Educational Partnerships

131 FW 5
FWM Number
Originating Office
Division of Facilities and Operations (NCTC)

5.1 Purpose. This chapter describes Service participation in both formal and informal education-oriented partnership activities.

5.2 Objectives. The objectives of educational partnerships are as follows:

A. To develop educational opportunities that increase teacher and student awareness, knowledge, and understanding of fish and wildlife resources and ecological processes.

B. To establish cooperative approaches to education that will build bridges between partners and result in well-coordinated and strongly backed efforts.

5.3 Service Involvement.

A. General. The Service fully supports and urges the development of special partnerships with Federal, State, and local agencies; foreign nations; private corporations; conservation groups; educational institutions; and concerned individuals. This position enables the Service to join with others in educating the public about fish and wildlife resources. Partnerships help the Service to focus greater attention on resource issues. Individually the Service's reach is limited, but through partnership development educational messages can be delivered far and wide.

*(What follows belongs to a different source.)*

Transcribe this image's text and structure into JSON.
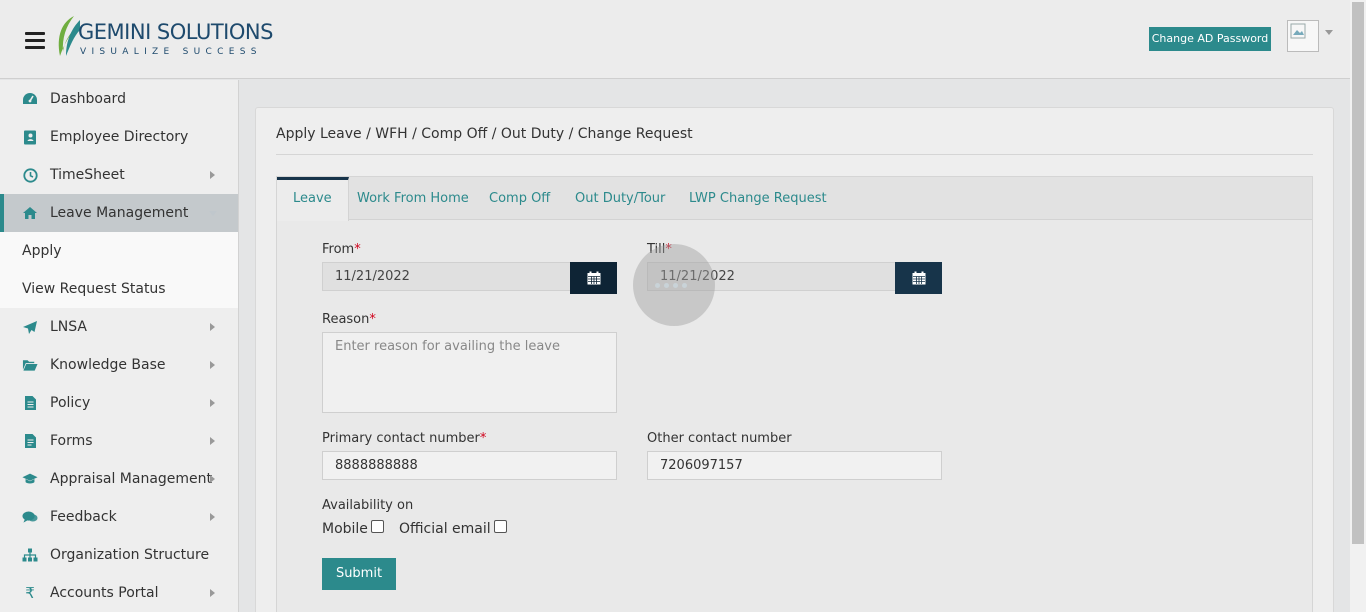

B. Formal. Within the Service, formal educational partnerships have been formed with schools and universities to involve students in fish and wildlife education. Initiatives such as the Watchable Wildlife Program contain an education component and involve partners who have joined together to promote public learning about wildlife and its needs. Other examples of educational partnerships include Suitcase for Survival, Project WILD, Scientist in the Schools, and the Junior Duck Stamp Program. In addition, partnerships have resulted in the development of products for educational use. Examples of these products include the Home for Pearl video and teacher's guide, the Habitat Issue Pacs, and the Water Resource Education Poster series.

C. Informal. Where appropriate, employees may go into the community, particularly to schools, to facilitate environmental education using non-Service lands and facilities. These activities are often conducted upon request, without a formal agreement. It is especially fitting for non-land-based Service offices such as law enforcement and ecological services offices to perform these functions. For the most part, field stations such as refuges and hatcheries provide Service lands, waters, and facilities for onsite environmental education activities. Staff at these facilities, however, may work offsite as necessary. Offsite opportunities are important to schools having limited resources for field trips. The Service fully supports offsite educational involvement, especially where opportunities for onsite environmental education are not available. However, even in these situations, emphasis should be on training teachers to work with students so that Service resources can be maximized.

5.4 Partnerships in Education Program.

A. Service Involvement. The Service establishes and/or participates in some specific programs involving partnerships in education programs. Participation may be on a volunteer basis or as part of an organized program within a regional office or at a field station. Partnerships in Education Programs provide opportunities for Service employees to work directly with teachers and to focus on involving students in fish and wildlife resource activities. Through partnership efforts such as Adopt-a-School programs and Scientist in the Schools, students become familiar with the Service and gain valuable insight into wildlife conservation and management.

B. Partnership Agreement. Partnerships in Education Programs are formalized under an official agreement which outlines the responsibilities of each partner. Service responsibilities may include the presentation of guest lectures and activities related to fish and wildlife topics; participation in school clubs, science fairs, career days, special school events, ceremonies, and contests; tutoring and mentoring; participation in training workshops; assistance with career planning; scheduling field trips to Service facilities; and providing student assistance in finding internships, job shadowing, and employment opportunities. In turn, the school may include the Service in special events and celebrations, reinforce Service presentations and activities to strengthen the partnership, and send students to Service facilities and other sites to participate in partnership activities.

C. Program Approaches.

(1) Successful partnerships should incorporate a variety of approaches in working with schools. These include classroom experiences, out-of-classroom experiences, one-to-one sessions, small group meetings, targeted or mixed group encounters, and assemblies.

(2) By using these multiple approaches, the possibility of reaching the greatest number of students is increased. Some students work and learn better in a one-to-one situation while others perform best in small groups or in outdoor classrooms. Service employees should remain flexible and alternate their presentation approaches to maintain student interest and to enhance student learning.

D. Implementing Considerations. The National Education and Training Center (NETC) provides overall coordination of Service environmental education activities. This includes the provision of assistance to Service offices involving partnership activities such as program approaches, environmental education topics, and partnership agreements. In addition, NETC should be contacted for information concerning other environmental education activities and/or materials.